She’s a single mom raising teen-age boys on her own. She’s got a fierce work ethic but she’s struggling to find employment. I’m pretty sure her world just tilted on its axis at some time in the past. Maybe the company folded or was sold to another company that shut down her division. Maybe dad left with a younger woman. Maybe he died. I never felt comfortable asking personal questions about the past.
Her son drove me nuts. He messed with me just to mess with me. He talked when I asked for quiet just to push my buttons. I’d say by the end he might even have been bullying me. Stepping outside the picture, I can understand some of what was happening. Mom had no job.
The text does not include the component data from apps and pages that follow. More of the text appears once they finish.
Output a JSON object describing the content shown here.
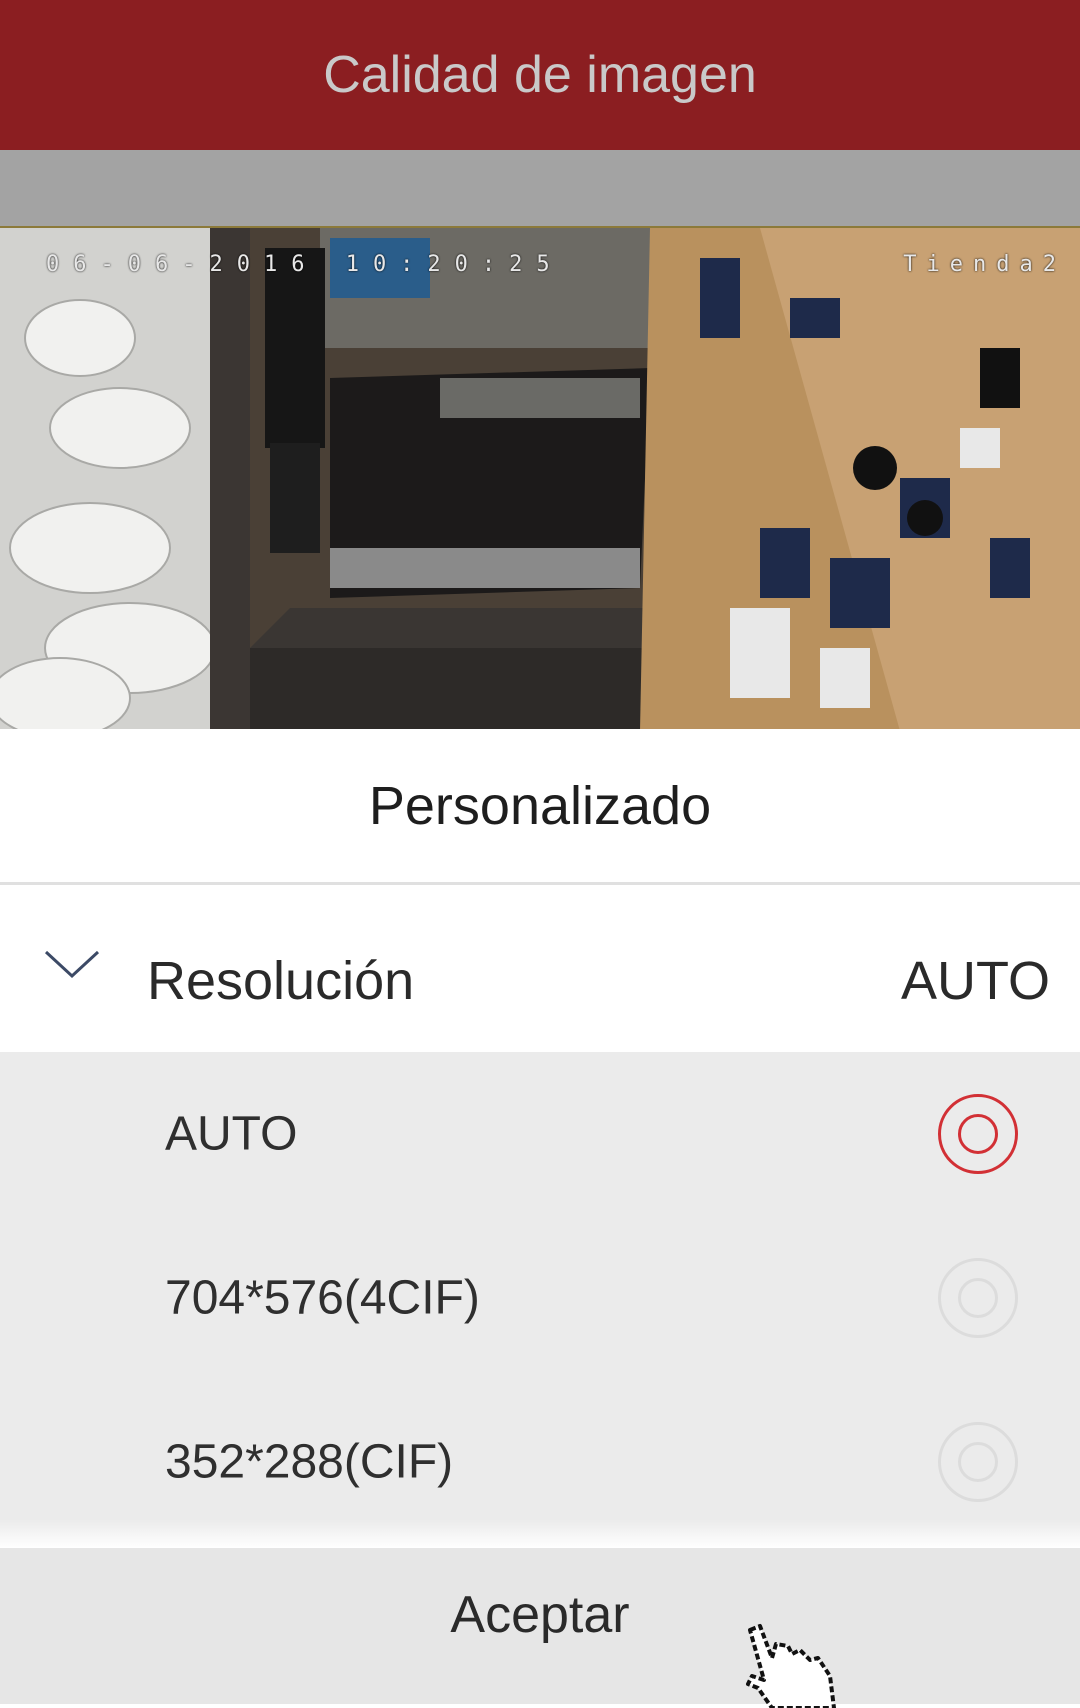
{
  "header": {
    "title": "Calidad de imagen"
  },
  "video": {
    "timestamp": "06-06-2016 10:20:25",
    "camera_name": "Tienda2"
  },
  "preset": {
    "label": "Personalizado"
  },
  "resolution": {
    "label": "Resolución",
    "value": "AUTO",
    "options": [
      {
        "label": "AUTO",
        "selected": true
      },
      {
        "label": "704*576(4CIF)",
        "selected": false
      },
      {
        "label": "352*288(CIF)",
        "selected": false
      }
    ]
  },
  "footer": {
    "accept_label": "Aceptar"
  },
  "colors": {
    "header_bg": "#8b1e21",
    "accent": "#d23035"
  }
}
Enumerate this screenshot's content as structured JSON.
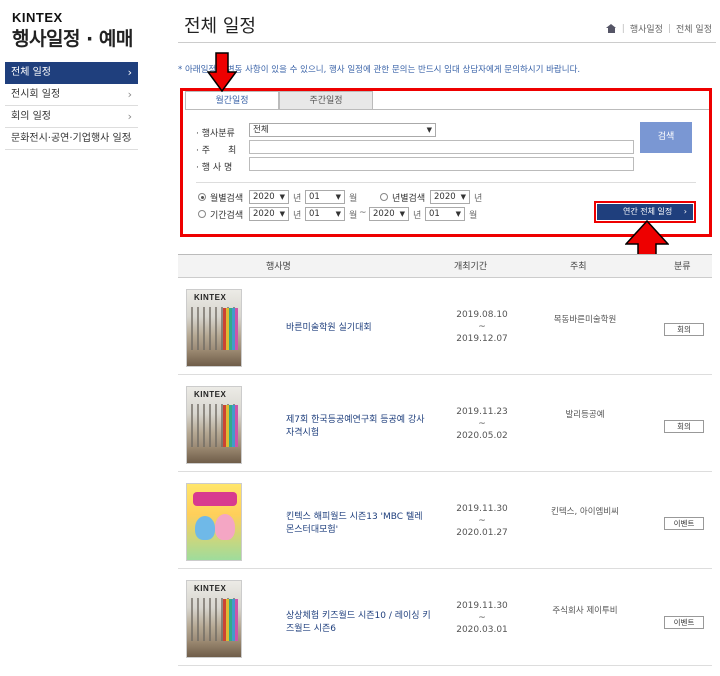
{
  "brand": {
    "logo": "KINTEX",
    "subtitle": "행사일정 · 예매"
  },
  "sidebar": {
    "items": [
      {
        "label": "전체 일정",
        "active": true
      },
      {
        "label": "전시회 일정",
        "active": false
      },
      {
        "label": "회의 일정",
        "active": false
      },
      {
        "label": "문화전시·공연·기업행사 일정",
        "active": false
      }
    ],
    "chevron": "›"
  },
  "header": {
    "title": "전체 일정",
    "breadcrumb": [
      "행사일정",
      "전체 일정"
    ],
    "separator": "|",
    "home_icon": "home-icon"
  },
  "notice": "* 아래일정은 변동 사항이 있을 수 있으니, 행사 일정에 관한 문의는 반드시 임대 상담자에게 문의하시기 바랍니다.",
  "tabs": [
    {
      "label": "월간일정",
      "active": true
    },
    {
      "label": "주간일정",
      "active": false
    }
  ],
  "search": {
    "category_label": "· 행사분류",
    "category_value": "전체",
    "host_label": "· 주　　최",
    "host_value": "",
    "name_label": "· 행 사 명",
    "name_value": "",
    "search_button": "검색",
    "monthly_label": "월별검색",
    "annual_label": "년별검색",
    "period_label": "기간검색",
    "year": "2020",
    "month": "01",
    "end_year": "2020",
    "end_month": "01",
    "unit_year": "년",
    "unit_month": "월",
    "range_sep": "~",
    "annual_button": "연간 전체 일정",
    "dropdown_arrow": "▼",
    "selected_mode": "monthly"
  },
  "table": {
    "headers": {
      "name": "행사명",
      "period": "개최기간",
      "host": "주최",
      "category": "분류"
    },
    "rows": [
      {
        "name": "바른미술학원 실기대회",
        "start": "2019.08.10",
        "tilde": "~",
        "end": "2019.12.07",
        "host": "목동바른미술학원",
        "category": "회의",
        "thumb": "hall"
      },
      {
        "name": "제7회 한국등공예연구회 등공예 강사 자격시험",
        "start": "2019.11.23",
        "tilde": "~",
        "end": "2020.05.02",
        "host": "발리등공예",
        "category": "회의",
        "thumb": "hall"
      },
      {
        "name": "킨텍스 해피월드 시즌13 'MBC 텔레 몬스터대모험'",
        "start": "2019.11.30",
        "tilde": "~",
        "end": "2020.01.27",
        "host": "킨텍스, 아이엠비씨",
        "category": "이벤트",
        "thumb": "poster"
      },
      {
        "name": "상상체험 키즈월드 시즌10 / 레이싱 키즈월드 시즌6",
        "start": "2019.11.30",
        "tilde": "~",
        "end": "2020.03.01",
        "host": "주식회사 제이투비",
        "category": "이벤트",
        "thumb": "hall"
      }
    ]
  },
  "colors": {
    "primary": "#1f3f7d",
    "search_button": "#7a97d3",
    "highlight": "#e00000",
    "notice": "#3a63a8"
  }
}
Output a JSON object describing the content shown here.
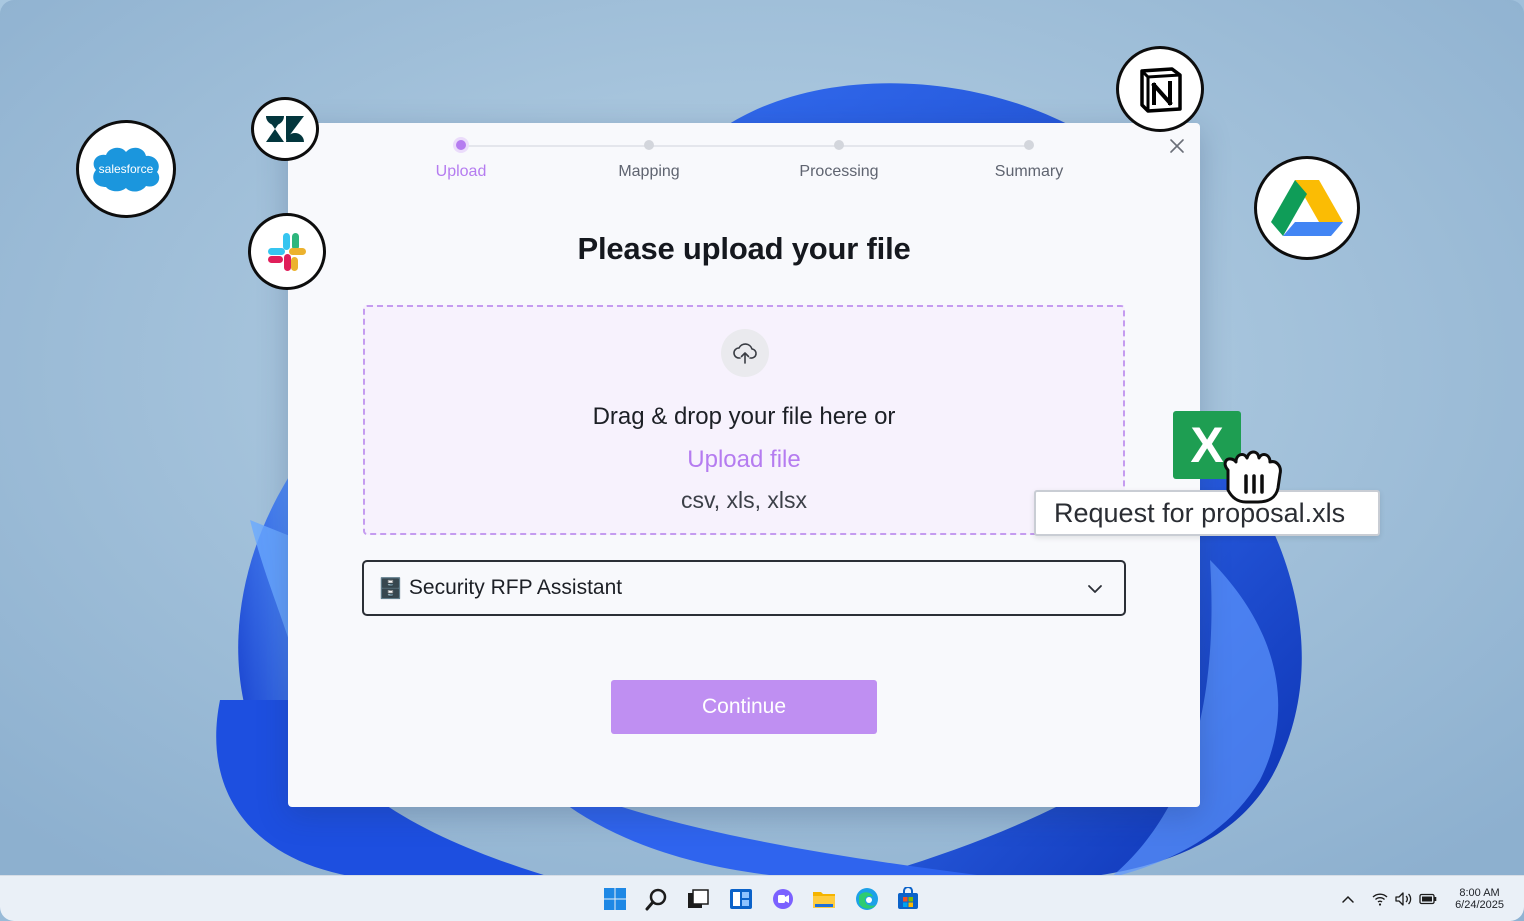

Mom was scared. In a middle-class neighborhood, that kid had to be feeling poor. Passive-aggression was a completely understandable response to the pressures in his life.
That said, I called home a couple of times to flag mom to problems. The last time I encountered the following scenario:
Me: He … (story deleted to protect the guilty.)
Mom: Well that’s not what he says. He says you … He says…
It was my word versus her kid’s word. Suddenly I was on “Law and Order” and I was supposed to present my case.
I gave her the facts. Then I stopped calling.
Her son has chosen the wrong friends. I believe mom will be lucky not to have to bail him out of jail eventually. Those friends were busted during the school year for a pretty brazen theft.
But the whole thing ceased to be my problem with that last phone call.
Eduhonesty: I like to come home from school, plan tomorrow’s lesson, and then watch Sleepy Hollow or Dr. Who. I often need to grade some papers. I also have books to read. I have blogging to do. I have a life. If I take time out of my evening to call a parent, it’s because I think there’s an issue that matters enough for me to sacrifice my time.
I don’t just make up stories to oppress innocent little 16-year old boys.
For parents: If the teacher calls, the teacher has a pretty good reason. He or she is using valuable minutes — I don’t have nearly enough of those minutes — to try to alert you to trouble, in hopes that a bad habit or social situation can be managed before it gets out of hand. When a parent then leaps in to defend the kid, the teacher will likely make a mental note not to mess (or help) with the situation. I may make a few more calls to document that I did not let “Johnnie” fail or get arrested without trying to intervene. But there’s the two minute call that says “he needs to turn in his homework” and there’s the 10 minute call where we actually make a plan to get that homework turned in. If I am going to be cross-examined, you’ll get the two-minute call — if you get any call at all.